** Opening Data under study block **

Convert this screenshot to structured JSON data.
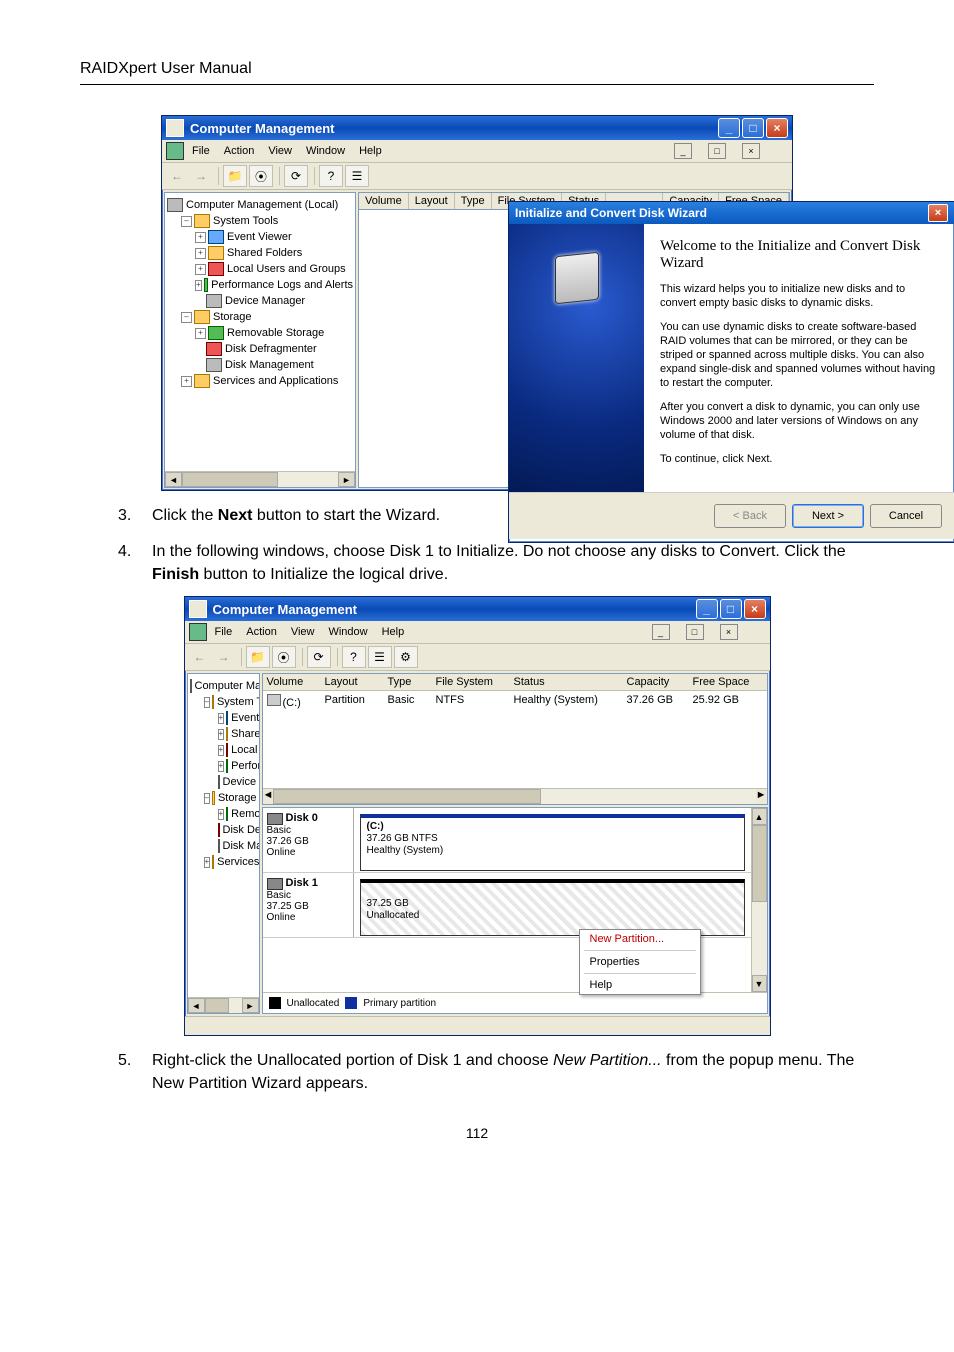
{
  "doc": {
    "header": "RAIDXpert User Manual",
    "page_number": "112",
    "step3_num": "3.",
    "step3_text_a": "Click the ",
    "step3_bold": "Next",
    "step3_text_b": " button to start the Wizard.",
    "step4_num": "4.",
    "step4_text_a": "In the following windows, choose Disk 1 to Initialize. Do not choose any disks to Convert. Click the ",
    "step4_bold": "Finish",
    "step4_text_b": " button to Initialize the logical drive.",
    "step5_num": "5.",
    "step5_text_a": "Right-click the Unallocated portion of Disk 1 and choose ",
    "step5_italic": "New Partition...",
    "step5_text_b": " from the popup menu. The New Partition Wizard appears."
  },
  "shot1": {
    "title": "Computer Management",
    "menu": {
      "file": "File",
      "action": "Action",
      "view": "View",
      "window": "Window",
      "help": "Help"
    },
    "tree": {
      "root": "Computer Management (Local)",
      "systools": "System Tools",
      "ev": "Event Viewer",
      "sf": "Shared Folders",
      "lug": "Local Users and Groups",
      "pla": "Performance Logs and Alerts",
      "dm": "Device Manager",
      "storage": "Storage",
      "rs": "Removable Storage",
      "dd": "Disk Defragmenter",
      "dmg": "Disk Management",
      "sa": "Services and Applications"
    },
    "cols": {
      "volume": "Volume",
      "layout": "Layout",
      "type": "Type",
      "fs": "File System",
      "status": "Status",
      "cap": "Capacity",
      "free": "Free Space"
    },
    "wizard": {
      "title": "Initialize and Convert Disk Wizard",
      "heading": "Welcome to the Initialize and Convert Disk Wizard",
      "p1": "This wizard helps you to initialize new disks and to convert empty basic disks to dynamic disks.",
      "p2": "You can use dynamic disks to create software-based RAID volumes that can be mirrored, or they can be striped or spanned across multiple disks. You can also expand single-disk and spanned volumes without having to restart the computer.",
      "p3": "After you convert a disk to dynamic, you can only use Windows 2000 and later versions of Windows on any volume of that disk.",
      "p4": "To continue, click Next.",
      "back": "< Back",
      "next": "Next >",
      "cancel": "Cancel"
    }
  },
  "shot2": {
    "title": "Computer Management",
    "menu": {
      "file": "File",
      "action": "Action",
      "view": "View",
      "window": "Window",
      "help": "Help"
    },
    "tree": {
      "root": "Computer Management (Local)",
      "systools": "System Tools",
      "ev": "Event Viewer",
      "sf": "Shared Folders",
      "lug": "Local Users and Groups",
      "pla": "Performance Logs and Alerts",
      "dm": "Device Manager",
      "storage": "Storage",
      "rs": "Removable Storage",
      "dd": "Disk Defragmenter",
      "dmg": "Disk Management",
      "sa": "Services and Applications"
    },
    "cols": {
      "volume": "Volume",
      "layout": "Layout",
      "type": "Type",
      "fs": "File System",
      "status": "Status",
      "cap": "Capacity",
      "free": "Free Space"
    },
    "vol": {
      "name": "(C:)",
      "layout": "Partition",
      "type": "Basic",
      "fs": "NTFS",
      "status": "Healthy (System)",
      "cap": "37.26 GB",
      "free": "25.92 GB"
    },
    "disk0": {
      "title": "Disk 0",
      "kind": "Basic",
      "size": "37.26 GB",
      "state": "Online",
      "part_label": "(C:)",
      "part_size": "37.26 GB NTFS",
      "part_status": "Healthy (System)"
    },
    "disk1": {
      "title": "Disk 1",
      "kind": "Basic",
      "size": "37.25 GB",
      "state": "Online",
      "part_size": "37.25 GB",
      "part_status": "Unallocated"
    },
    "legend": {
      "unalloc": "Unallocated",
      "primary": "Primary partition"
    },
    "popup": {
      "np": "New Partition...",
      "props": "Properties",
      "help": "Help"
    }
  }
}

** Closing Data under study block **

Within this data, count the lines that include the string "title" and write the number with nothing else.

- **Answer box**
5